Moreover, it occurred in a "liberal" state like California. It would be tragic, though not unsurprising, for such an outcome to happen in many other states, but for it to happen in California added that much more pain to the bite of the hateful rhetoric and discrimination that has even more forcefully crawled out from under their rocks.
Moreover, in a post entitled, "Which of your civil rights should my religion decide you should lose?," clarity of thinking about LGBT rights being a matter of basic civil rights has been even more clearly demonstrated after the vote on Prop. 8 by the asking of such crucial and rhetorical questions as:
"Which of your civil rights do you want put to a majority vote?"
"Which of your civil rights do we get to vote on?"
However, it must not go unnoticed that the passage of Prop. 8 has also emboldened homophobes nationwide to up the ante in their discrimination.
For example, as related to an organization called Positronic Industries:
"A human resources manager sent out an e-mail message that said management had clarified the issue [about who one could bring to the office Christmas party] as 'the only person that an employee can take as a companion to the Christmas party is an individual that they are married to, or under the current laws of Missouri, they can marry.'” [See here.]
Also, the anti-Gay group, Protect Marriage Illinois, "...are proposing an amendment to the state’s constitution to declare 'the union of one man and one woman in marriage shall be the only agreement recognized as a marriage or similar union for any purpose.” "Ralph Rivera, a lobbyist for the Illinois Family Institute, said Wednesday getting the required number of signatures would send a message to lawmakers about their constituents’ values." [See here.]
I frankly find it inconceivable that the California State Supreme Court will refuse to hear the appeal of the passage of Prop. 8 or that it will uphold the electorate being able to vote on the civil rights of others, particularly once those civil rights were deemed to be applicable to same-sex couples by the California Supreme Court.
"Gay and civil rights groups, the city of San Francisco and other plaintiffs have asked the court to void the measure on the grounds that voters did not have the authority to make, what they say, is a fundamental constitutional change.... Meanwhile, the interfaith California Council of Churches and the Episcopal bishops of Northern California and Los Angeles added their petition Monday to those asking the high court to invalidate Proposition 8. They argue that if voters are permitted to take away rights from a group based on sexual orientation, the same could happen to religious minorities." [See here.]
I am confident that the California Supreme Court will neither look kindly upon a rebuke of its reasoned interpretation of the State Constitution by a tyranny of the majority, nor does it likely want to set a precedent when a court's adjudication of a civil rights matter ultimately results in any group's civil rights being allowed to rest in the hands of voters who can go so far as to write discrimination into a state Constitution.

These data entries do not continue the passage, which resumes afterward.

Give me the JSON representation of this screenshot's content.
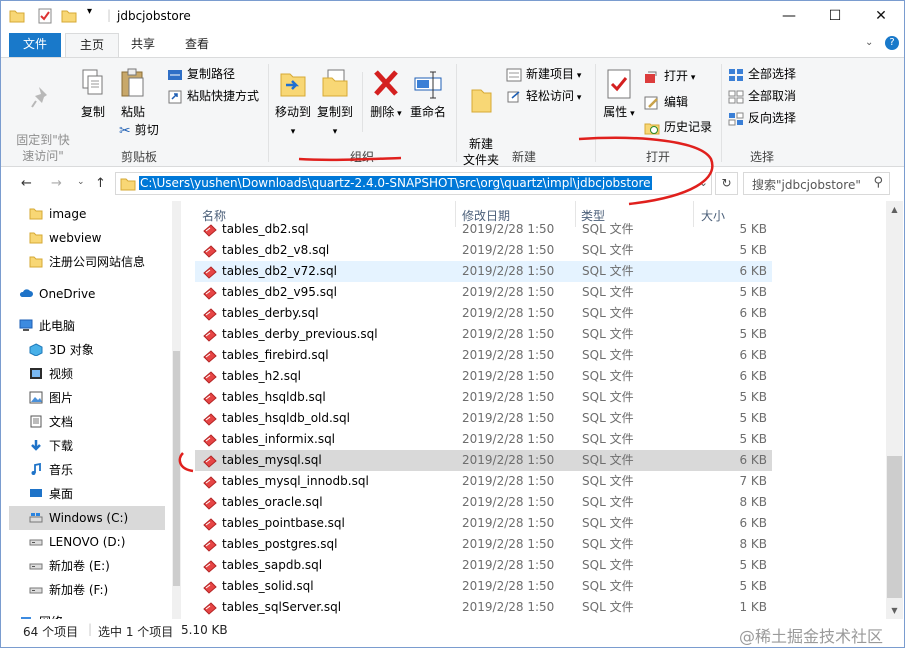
{
  "window": {
    "title": "jdbcjobstore",
    "controls": {
      "minimize": "—",
      "maximize": "☐",
      "close": "✕"
    }
  },
  "ribbon": {
    "tabs": [
      "文件",
      "主页",
      "共享",
      "查看"
    ],
    "help": "?",
    "clipboard": {
      "pin": "固定到\"快\n速访问\"",
      "copy": "复制",
      "paste": "粘贴",
      "copy_path": "复制路径",
      "paste_shortcut": "粘贴快捷方式",
      "cut": "剪切",
      "group": "剪贴板"
    },
    "organize": {
      "move_to": "移动到",
      "copy_to": "复制到",
      "delete": "删除",
      "rename": "重命名",
      "group": "组织"
    },
    "new": {
      "new_folder": "新建\n文件夹",
      "new_item": "新建项目",
      "easy_access": "轻松访问",
      "group": "新建"
    },
    "open": {
      "properties": "属性",
      "open": "打开",
      "edit": "编辑",
      "history": "历史记录",
      "group": "打开"
    },
    "select": {
      "select_all": "全部选择",
      "select_none": "全部取消",
      "invert": "反向选择",
      "group": "选择"
    }
  },
  "address": {
    "path": "C:\\Users\\yushen\\Downloads\\quartz-2.4.0-SNAPSHOT\\src\\org\\quartz\\impl\\jdbcjobstore",
    "search_placeholder": "搜索\"jdbcjobstore\""
  },
  "navpane": [
    {
      "label": "image",
      "icon": "folder-icon"
    },
    {
      "label": "webview",
      "icon": "folder-icon"
    },
    {
      "label": "注册公司网站信息",
      "icon": "folder-icon"
    },
    {
      "label": "OneDrive",
      "icon": "cloud-icon"
    },
    {
      "label": "此电脑",
      "icon": "computer-icon"
    },
    {
      "label": "3D 对象",
      "icon": "3d-objects-icon"
    },
    {
      "label": "视频",
      "icon": "video-icon"
    },
    {
      "label": "图片",
      "icon": "pictures-icon"
    },
    {
      "label": "文档",
      "icon": "documents-icon"
    },
    {
      "label": "下载",
      "icon": "download-icon"
    },
    {
      "label": "音乐",
      "icon": "music-icon"
    },
    {
      "label": "桌面",
      "icon": "desktop-icon"
    },
    {
      "label": "Windows (C:)",
      "icon": "drive-c-icon"
    },
    {
      "label": "LENOVO (D:)",
      "icon": "drive-icon"
    },
    {
      "label": "新加卷 (E:)",
      "icon": "drive-icon"
    },
    {
      "label": "新加卷 (F:)",
      "icon": "drive-icon"
    },
    {
      "label": "网络",
      "icon": "network-icon"
    }
  ],
  "columns": {
    "name": "名称",
    "date": "修改日期",
    "type": "类型",
    "size": "大小"
  },
  "files": [
    {
      "name": "tables_db2.sql",
      "date": "2019/2/28 1:50",
      "type": "SQL 文件",
      "size": "5 KB"
    },
    {
      "name": "tables_db2_v8.sql",
      "date": "2019/2/28 1:50",
      "type": "SQL 文件",
      "size": "5 KB"
    },
    {
      "name": "tables_db2_v72.sql",
      "date": "2019/2/28 1:50",
      "type": "SQL 文件",
      "size": "6 KB"
    },
    {
      "name": "tables_db2_v95.sql",
      "date": "2019/2/28 1:50",
      "type": "SQL 文件",
      "size": "5 KB"
    },
    {
      "name": "tables_derby.sql",
      "date": "2019/2/28 1:50",
      "type": "SQL 文件",
      "size": "6 KB"
    },
    {
      "name": "tables_derby_previous.sql",
      "date": "2019/2/28 1:50",
      "type": "SQL 文件",
      "size": "5 KB"
    },
    {
      "name": "tables_firebird.sql",
      "date": "2019/2/28 1:50",
      "type": "SQL 文件",
      "size": "6 KB"
    },
    {
      "name": "tables_h2.sql",
      "date": "2019/2/28 1:50",
      "type": "SQL 文件",
      "size": "6 KB"
    },
    {
      "name": "tables_hsqldb.sql",
      "date": "2019/2/28 1:50",
      "type": "SQL 文件",
      "size": "5 KB"
    },
    {
      "name": "tables_hsqldb_old.sql",
      "date": "2019/2/28 1:50",
      "type": "SQL 文件",
      "size": "5 KB"
    },
    {
      "name": "tables_informix.sql",
      "date": "2019/2/28 1:50",
      "type": "SQL 文件",
      "size": "5 KB"
    },
    {
      "name": "tables_mysql.sql",
      "date": "2019/2/28 1:50",
      "type": "SQL 文件",
      "size": "6 KB"
    },
    {
      "name": "tables_mysql_innodb.sql",
      "date": "2019/2/28 1:50",
      "type": "SQL 文件",
      "size": "7 KB"
    },
    {
      "name": "tables_oracle.sql",
      "date": "2019/2/28 1:50",
      "type": "SQL 文件",
      "size": "8 KB"
    },
    {
      "name": "tables_pointbase.sql",
      "date": "2019/2/28 1:50",
      "type": "SQL 文件",
      "size": "6 KB"
    },
    {
      "name": "tables_postgres.sql",
      "date": "2019/2/28 1:50",
      "type": "SQL 文件",
      "size": "8 KB"
    },
    {
      "name": "tables_sapdb.sql",
      "date": "2019/2/28 1:50",
      "type": "SQL 文件",
      "size": "5 KB"
    },
    {
      "name": "tables_solid.sql",
      "date": "2019/2/28 1:50",
      "type": "SQL 文件",
      "size": "5 KB"
    },
    {
      "name": "tables_sqlServer.sql",
      "date": "2019/2/28 1:50",
      "type": "SQL 文件",
      "size": "1 KB"
    }
  ],
  "hover_row": 2,
  "selected_row": 11,
  "status": {
    "count": "64 个项目",
    "selected": "选中 1 个项目",
    "size": "5.10 KB"
  },
  "watermark": "@稀土掘金技术社区",
  "colors": {
    "file_tab": "#1979ca",
    "accent": "#0078d7",
    "annotation": "#e0201d"
  }
}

It seems to me that the judicial, national, and constitutional issues raised by allowing such a tyranny of the majority in any civil rights matter, a tyranny that the Founding Fathers specifically sought to avoid by its creation of a Democratic Republic, will ultimately result in the overturning of the vote on Prop. 8, and the upholding of "the rule of law" upon which this country was founded.